It's very concerning," said Dr. Charles Homer of the National Initiative for Children's Healthcare Quality. His group helped develop the detection tool used in the study. Researchers found a rate of 11 drug-related harmful events for every 100 hospitalized children.
That compares with an earlier estimate of two per 100 hospitalized children, based on traditional detection methods. The rate reflects the fact that some children experienced more than one drug-treatment mistake.
The new estimate translates to 7.3 percent of hospitalized children, or about 540,000 kids each year, a calculation based on government data. Linda Stoverock, chief nursing officer at Nationwide Children's Hospital, said the hospital doesn't calculate medication errors the way the study did.
At Children's, there are 1.8 errors per 1,000 doses of medication, she said. Less than 0.5 percent are considered severe, she said. Children's, and hospitals across the country, are changing the way they operate to flag mistakes and find ways to prevent them, Stoverock said. In Columbus, computers alert nurses and doctors to possible allergic reactions and overdoses, among other things.
And the hospital tracks the use of drugs commonly used as antidotes to medication errors, such as morphine overdose, she said.
"We are trying to put in every tool we can to get the appropriate medication to the patient," she said, adding that pediatric hospitals are working together on many initiatives to improve care.
"I think the more we pull together and learn from each other that it improves health care of children across the nation." Simply relying on hospital workers to report such problems had found less than 4 percent of the problems detected in the new study.
The new monitoring method developed for the study is a list of 15 "triggers" on young patients' charts that suggest possible drug-related harm.

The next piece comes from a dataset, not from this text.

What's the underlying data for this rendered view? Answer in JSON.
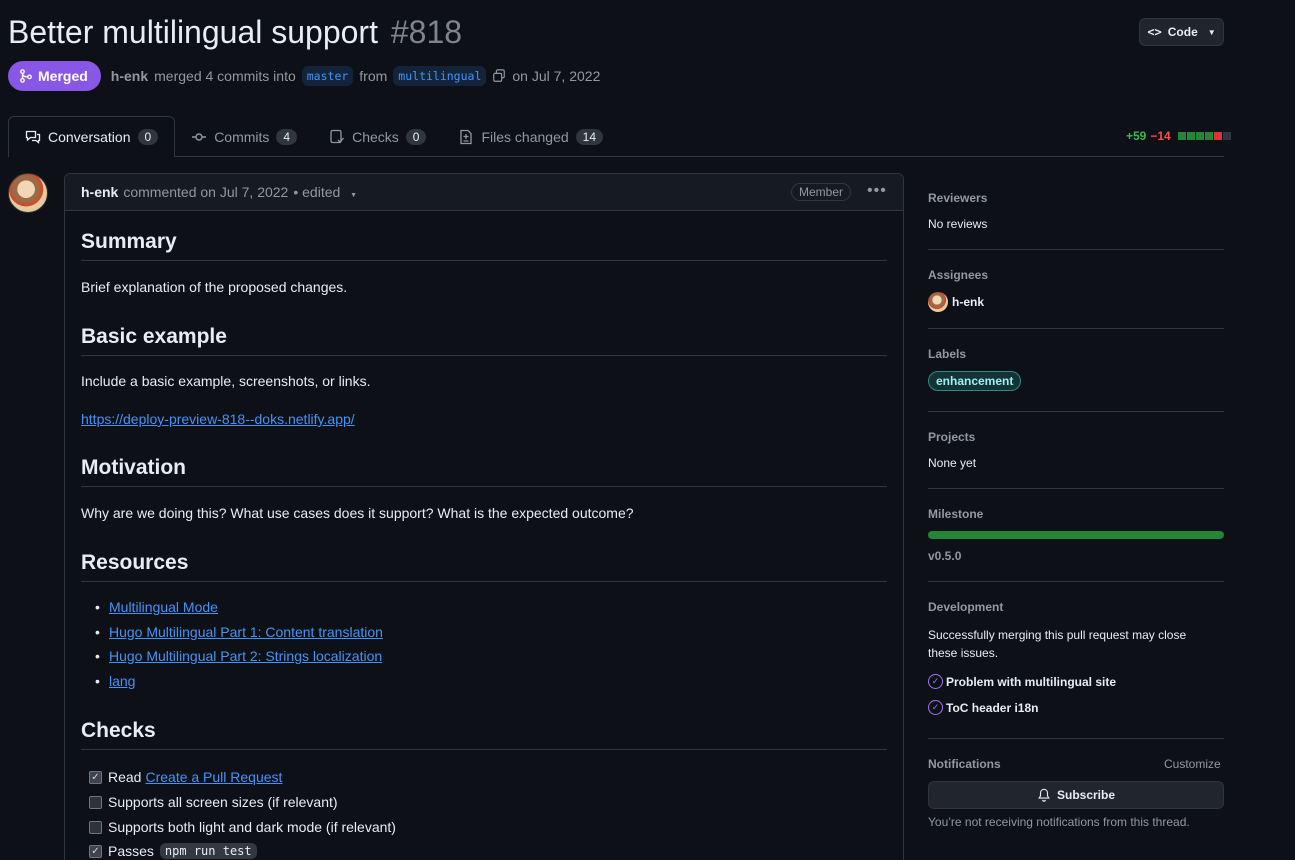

It includes use of specific antidotes for drug overdoses, suspicious side effects and certain lab tests.
By contrast, traditional methods include nonspecific patient-chart reviews and voluntary error reporting.
The researchers said their findings highlight the need for "aggressive, evidence-based prevention strategies to decrease the substantial risk for medication-related harm to our pediatric inpatient population."
The study was released in the April issue of the journal Pediatrics. It involved a review of randomly selected medical charts for 960 children treated at 12 freestanding children's hospitals nationwide in 2002.
Triggers mentioned in the charts promoted an in-depth review of the patients' care. Patient-safety experts said the problem is likely even bigger than the study suggests because it involved only a review of selected charts.
Study author Dr. Paul Sharek said evidence is needed to show whether a big push to prevent medical errors in recent years has put a dent in the problem since 2002, when the data were gathered.
Homer, of the children's health-care initiative, said some hospitals have started using trigger methods similar to those in the study. But, he added, "We still have a long way to go." Quaid's twins got accidental life-threatening heparin overdoses in a Los Angeles hospital shortly after they were born last November.
The babies recovered, and the actor said "they appear to be normal kids, very happy and healthy."